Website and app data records
*-*-*

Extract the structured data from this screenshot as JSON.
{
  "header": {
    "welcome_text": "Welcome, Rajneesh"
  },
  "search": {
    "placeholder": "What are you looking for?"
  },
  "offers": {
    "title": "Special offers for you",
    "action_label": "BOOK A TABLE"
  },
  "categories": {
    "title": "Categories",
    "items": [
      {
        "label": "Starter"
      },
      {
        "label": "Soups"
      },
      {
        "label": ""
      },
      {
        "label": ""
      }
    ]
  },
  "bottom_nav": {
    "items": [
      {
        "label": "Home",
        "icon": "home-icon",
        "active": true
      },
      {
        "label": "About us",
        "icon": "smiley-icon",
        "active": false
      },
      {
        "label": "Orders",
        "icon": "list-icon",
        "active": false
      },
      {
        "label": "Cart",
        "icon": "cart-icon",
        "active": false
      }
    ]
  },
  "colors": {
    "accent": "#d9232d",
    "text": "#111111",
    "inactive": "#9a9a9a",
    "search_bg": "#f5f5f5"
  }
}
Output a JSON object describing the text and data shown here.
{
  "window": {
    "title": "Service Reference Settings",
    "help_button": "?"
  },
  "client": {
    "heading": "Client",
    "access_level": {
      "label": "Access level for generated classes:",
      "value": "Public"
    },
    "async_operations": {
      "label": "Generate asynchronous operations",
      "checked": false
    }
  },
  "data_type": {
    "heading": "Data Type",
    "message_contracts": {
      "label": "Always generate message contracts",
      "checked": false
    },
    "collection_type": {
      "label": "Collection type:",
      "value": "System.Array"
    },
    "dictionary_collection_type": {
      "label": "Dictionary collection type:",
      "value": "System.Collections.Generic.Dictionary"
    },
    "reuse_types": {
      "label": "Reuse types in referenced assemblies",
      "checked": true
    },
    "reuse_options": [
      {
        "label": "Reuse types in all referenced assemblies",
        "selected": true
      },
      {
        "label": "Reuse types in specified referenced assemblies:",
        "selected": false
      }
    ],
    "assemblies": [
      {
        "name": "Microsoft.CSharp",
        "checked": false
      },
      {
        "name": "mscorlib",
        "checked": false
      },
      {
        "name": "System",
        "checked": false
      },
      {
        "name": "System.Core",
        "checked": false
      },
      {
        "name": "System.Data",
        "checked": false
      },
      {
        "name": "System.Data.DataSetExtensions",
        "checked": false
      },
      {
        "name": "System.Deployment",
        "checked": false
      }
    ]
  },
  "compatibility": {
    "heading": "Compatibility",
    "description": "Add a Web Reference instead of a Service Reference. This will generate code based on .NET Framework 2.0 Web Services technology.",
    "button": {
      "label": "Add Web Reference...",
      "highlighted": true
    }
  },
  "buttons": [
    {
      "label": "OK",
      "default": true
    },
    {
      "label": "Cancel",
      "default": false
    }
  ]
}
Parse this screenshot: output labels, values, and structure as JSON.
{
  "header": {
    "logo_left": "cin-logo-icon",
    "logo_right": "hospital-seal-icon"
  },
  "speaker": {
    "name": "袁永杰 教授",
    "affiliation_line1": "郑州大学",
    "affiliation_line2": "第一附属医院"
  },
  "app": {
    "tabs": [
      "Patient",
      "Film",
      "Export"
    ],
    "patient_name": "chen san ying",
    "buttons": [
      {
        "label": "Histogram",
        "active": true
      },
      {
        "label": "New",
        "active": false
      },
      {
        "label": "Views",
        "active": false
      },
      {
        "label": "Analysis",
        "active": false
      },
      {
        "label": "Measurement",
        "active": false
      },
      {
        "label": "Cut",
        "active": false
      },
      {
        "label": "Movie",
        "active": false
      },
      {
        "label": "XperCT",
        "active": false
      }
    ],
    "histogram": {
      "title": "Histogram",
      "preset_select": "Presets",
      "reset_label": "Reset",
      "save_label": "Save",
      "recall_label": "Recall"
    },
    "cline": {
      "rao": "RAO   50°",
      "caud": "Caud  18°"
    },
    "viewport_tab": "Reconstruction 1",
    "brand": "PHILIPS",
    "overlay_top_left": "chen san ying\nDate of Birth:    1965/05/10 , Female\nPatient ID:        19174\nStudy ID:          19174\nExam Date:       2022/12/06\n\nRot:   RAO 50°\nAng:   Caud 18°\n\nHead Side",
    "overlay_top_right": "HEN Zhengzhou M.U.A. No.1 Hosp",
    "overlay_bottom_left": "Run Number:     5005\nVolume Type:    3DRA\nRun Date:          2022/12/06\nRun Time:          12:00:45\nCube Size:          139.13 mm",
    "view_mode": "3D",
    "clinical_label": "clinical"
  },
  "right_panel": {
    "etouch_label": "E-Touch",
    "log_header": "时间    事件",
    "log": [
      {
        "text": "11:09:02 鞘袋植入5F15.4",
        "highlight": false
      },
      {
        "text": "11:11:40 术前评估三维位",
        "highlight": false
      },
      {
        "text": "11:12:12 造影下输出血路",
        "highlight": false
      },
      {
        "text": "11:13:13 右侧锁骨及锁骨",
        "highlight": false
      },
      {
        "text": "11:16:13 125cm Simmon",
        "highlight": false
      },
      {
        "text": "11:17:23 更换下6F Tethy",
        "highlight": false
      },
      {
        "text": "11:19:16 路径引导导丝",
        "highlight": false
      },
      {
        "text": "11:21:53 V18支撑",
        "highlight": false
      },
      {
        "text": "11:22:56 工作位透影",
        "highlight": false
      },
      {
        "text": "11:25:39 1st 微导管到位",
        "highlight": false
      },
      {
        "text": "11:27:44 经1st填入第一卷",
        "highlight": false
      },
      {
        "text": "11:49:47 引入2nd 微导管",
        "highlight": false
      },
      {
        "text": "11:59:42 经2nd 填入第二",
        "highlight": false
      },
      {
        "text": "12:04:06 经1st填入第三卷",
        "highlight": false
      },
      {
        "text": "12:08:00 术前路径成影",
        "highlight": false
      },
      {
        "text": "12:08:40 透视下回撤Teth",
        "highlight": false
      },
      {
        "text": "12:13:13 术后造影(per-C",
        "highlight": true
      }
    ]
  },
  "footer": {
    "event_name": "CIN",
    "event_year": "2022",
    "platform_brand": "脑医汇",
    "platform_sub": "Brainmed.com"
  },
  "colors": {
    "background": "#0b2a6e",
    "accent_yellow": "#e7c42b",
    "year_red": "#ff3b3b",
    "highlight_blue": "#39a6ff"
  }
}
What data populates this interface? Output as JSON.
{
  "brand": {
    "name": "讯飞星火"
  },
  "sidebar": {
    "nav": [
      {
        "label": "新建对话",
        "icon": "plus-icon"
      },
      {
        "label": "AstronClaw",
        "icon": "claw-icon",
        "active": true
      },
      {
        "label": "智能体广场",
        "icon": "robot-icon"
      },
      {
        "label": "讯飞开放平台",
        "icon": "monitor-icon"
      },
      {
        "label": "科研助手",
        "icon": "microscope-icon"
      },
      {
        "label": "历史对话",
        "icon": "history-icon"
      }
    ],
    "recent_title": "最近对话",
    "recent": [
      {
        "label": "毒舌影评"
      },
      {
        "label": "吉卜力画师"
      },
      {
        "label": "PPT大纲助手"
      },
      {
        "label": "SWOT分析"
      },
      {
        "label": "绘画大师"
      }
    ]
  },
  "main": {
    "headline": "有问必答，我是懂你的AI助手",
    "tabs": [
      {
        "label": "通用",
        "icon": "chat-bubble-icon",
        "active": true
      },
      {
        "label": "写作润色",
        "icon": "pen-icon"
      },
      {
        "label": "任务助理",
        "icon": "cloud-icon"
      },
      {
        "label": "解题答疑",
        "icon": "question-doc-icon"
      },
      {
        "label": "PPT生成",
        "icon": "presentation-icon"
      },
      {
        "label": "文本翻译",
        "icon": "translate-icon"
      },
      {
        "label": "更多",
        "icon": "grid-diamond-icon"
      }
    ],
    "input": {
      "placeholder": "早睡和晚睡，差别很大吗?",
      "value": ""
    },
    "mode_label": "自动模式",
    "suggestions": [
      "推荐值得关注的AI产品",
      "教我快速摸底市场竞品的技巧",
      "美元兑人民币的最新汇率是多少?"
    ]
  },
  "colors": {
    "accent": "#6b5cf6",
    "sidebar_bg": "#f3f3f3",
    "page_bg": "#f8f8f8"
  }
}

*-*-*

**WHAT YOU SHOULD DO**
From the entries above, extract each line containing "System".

**ANSWER SECTION**
      "value": "System.Array"
      "value": "System.Collections.Generic.Dictionary"
        "name": "System",
        "name": "System.Core",
        "name": "System.Data",
        "name": "System.Data.DataSetExtensions",
        "name": "System.Deployment",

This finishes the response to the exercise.